I haven't tested it yet for performance, for I have yet to even insert the filter. Until I do that, I can't even be certain that I didn't fuck up my math or if it will push. But it should be right. I was meticulous about making that filter housing exactly the right size. The filter ought to slide right in and be air tight.
I get the filter tommorow. Then I will leave a sterile grain jar and pitri dish open in the hood to see if any contams appear. If they don't, I know it works...............stay tuned...........
btw. nan - great contest thanks
I'm stuck on one thing tho...
when I insert the filter, I have no way to get it out. That is bad, these filters require replacement every couple years or so. The back is screwed down, and the filter just slides in snug thru the front.......I need some way to pull it out.
You are dead on with your explanation
of the comforts of a good flow hood. My gripes and complaints about gloveboxes
mirror yours exactly too.
On the filter release... Unless you can figure some way to slide it out, I guess you have to take it apart. Sometimes you can put a screw in the side of a filter and attach a wire to draw it back out of a slot. But I am not sure exactly on how you have it mounted.
First class project. Very nice presentation.

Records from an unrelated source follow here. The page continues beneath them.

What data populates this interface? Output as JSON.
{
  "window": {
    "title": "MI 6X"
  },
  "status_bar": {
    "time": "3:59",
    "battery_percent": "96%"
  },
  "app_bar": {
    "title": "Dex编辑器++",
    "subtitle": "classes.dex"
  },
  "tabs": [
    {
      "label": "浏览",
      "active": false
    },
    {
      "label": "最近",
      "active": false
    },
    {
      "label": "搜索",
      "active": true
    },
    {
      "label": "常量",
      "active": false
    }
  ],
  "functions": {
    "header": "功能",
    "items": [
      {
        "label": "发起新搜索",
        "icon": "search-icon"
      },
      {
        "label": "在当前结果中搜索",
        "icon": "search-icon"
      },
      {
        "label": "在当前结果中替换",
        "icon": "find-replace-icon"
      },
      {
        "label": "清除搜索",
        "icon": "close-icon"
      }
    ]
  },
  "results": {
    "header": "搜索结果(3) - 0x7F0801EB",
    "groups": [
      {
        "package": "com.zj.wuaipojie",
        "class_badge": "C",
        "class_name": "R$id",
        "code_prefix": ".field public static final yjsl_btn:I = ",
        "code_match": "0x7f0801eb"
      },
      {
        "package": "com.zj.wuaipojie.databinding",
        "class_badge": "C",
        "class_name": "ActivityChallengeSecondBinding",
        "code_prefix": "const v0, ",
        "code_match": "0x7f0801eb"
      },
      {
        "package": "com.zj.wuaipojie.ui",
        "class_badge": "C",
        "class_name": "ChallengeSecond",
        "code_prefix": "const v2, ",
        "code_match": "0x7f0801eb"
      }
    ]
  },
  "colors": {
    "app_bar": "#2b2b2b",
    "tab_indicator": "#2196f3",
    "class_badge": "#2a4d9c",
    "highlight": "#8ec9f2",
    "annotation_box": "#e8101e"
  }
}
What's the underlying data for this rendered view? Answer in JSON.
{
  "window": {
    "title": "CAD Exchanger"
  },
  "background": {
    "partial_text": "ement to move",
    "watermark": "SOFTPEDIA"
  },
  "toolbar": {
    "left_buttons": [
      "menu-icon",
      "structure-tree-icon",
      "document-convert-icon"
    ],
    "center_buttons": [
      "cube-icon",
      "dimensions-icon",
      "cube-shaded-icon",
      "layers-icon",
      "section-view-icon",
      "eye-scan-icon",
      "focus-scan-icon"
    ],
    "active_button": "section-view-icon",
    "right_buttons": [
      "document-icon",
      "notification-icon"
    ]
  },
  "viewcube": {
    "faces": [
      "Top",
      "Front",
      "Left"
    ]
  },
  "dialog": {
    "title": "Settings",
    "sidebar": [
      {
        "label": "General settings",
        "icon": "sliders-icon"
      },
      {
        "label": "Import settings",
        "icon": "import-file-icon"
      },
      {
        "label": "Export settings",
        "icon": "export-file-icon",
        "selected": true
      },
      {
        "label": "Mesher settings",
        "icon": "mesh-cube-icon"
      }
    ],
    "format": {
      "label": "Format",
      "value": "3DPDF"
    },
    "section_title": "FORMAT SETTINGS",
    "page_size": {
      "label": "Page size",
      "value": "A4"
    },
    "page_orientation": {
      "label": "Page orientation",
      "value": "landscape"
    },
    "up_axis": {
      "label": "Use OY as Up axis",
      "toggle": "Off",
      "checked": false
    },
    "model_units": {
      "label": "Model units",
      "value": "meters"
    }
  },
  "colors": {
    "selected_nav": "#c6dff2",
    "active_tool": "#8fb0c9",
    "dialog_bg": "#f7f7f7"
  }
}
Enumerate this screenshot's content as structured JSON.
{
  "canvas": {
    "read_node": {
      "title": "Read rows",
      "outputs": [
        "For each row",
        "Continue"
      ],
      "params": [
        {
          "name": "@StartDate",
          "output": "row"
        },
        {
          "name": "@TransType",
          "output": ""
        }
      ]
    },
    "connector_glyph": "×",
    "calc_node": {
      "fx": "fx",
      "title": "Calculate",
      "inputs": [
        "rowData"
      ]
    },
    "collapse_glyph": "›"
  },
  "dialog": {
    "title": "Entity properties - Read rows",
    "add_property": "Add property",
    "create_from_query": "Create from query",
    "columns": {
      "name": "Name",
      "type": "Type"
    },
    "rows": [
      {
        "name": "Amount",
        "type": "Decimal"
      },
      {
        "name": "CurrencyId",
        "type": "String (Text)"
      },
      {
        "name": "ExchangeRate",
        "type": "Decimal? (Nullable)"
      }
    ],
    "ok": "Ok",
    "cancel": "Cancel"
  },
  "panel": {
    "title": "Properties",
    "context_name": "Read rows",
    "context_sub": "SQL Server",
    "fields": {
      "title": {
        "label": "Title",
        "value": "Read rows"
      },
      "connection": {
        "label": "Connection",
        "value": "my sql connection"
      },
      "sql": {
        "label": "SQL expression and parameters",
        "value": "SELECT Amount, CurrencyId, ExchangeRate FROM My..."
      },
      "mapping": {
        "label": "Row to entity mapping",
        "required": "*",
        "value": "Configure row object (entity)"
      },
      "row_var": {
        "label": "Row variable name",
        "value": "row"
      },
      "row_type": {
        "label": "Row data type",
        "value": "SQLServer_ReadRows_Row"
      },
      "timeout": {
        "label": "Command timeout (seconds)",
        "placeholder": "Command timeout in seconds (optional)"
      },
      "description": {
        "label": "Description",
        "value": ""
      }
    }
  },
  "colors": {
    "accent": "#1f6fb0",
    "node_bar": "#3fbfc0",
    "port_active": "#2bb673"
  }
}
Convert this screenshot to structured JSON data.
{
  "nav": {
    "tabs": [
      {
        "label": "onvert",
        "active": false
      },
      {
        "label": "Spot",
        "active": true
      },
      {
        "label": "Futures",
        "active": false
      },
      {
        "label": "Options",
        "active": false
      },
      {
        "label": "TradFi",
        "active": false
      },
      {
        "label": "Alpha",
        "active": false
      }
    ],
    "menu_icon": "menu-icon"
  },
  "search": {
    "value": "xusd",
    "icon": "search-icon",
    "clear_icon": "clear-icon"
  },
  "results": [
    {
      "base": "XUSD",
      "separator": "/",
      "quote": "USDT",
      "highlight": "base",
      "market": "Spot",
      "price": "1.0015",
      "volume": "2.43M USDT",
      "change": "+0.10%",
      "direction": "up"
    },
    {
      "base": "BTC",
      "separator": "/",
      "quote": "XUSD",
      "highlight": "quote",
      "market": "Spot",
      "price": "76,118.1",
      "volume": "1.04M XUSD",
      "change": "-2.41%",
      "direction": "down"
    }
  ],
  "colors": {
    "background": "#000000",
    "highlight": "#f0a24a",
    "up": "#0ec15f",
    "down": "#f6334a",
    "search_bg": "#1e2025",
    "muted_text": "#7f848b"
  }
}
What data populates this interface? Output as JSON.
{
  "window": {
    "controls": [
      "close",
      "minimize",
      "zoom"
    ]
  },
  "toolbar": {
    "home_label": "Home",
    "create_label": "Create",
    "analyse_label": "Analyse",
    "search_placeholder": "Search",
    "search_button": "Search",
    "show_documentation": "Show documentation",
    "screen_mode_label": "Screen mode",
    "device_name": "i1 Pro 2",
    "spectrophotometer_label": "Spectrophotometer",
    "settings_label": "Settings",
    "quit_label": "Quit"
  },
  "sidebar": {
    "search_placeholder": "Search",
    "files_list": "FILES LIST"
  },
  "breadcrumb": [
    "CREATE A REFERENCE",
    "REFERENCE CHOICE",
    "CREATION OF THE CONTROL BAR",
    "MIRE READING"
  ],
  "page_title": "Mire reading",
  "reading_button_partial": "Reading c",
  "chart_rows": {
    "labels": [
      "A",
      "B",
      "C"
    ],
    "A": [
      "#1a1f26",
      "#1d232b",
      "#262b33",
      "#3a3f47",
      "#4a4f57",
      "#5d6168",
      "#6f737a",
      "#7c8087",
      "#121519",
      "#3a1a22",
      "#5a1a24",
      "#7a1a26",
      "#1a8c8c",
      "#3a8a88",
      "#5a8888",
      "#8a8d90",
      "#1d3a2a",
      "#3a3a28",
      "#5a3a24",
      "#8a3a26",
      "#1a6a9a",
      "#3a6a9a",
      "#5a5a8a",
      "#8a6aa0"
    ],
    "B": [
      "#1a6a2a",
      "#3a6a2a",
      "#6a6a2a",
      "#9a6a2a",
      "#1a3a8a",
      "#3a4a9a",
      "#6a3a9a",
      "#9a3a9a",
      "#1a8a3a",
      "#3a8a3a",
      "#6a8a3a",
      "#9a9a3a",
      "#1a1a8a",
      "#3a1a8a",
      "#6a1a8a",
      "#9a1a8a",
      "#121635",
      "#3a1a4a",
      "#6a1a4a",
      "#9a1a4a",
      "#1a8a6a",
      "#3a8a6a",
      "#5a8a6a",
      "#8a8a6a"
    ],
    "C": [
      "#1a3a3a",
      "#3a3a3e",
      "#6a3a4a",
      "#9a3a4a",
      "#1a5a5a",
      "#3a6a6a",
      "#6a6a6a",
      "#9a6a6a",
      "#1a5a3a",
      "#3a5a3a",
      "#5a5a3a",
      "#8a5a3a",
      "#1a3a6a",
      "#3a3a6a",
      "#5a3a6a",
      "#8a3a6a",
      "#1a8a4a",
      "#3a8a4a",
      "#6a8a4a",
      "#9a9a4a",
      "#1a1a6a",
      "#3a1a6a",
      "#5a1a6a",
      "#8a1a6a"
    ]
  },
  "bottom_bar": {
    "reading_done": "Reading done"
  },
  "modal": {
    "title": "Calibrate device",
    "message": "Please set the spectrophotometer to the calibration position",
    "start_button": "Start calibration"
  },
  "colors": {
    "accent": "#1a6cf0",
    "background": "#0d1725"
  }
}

P.S. Give us more?
very very nice.
one minor change i would make,
i would have cut a slot to slide the filter in through the top or side.
i would use half inch strips of wood along the inside all the way around, on both in and out sides of the filter, to provide a snug fit, and hold the filter in place.
insert the filter, cover 'slot' with duct tape if it leaks.
in order to remove filter, remove duct tape and slide it out.
i would also paint the interior and exterior of the box.
if you look at air conditioning and heating ducts with filters in them, you might notice slide in filters, and maybe even older electrical ionizer type slide ins.
Yea....coulda shoulda woulda
but there is no duct tape allowed in this project
I'll be painting it shortly
what sort of paint is waterproof?
O by the way I should add 5 bucks to the total tally for the pre-filter....
I think oil based would work best
if its going to have more than just casual contact with liquid.
otherwise i would just go with a basic latex based paint (latex is cheaper anyway)
Pixie: big fan of kilz base coat otherwise you may paint that thing fourty times before you get coverage
Nanook: Use polyurethane... 2-3 good coats will seal the surface smooth as glass and it holds up to strong sanitizers, alcohol, etc.
thank you everyone
I think I'll do the inside with urethane and the outside w/ kilz.......
houstin...............we got flow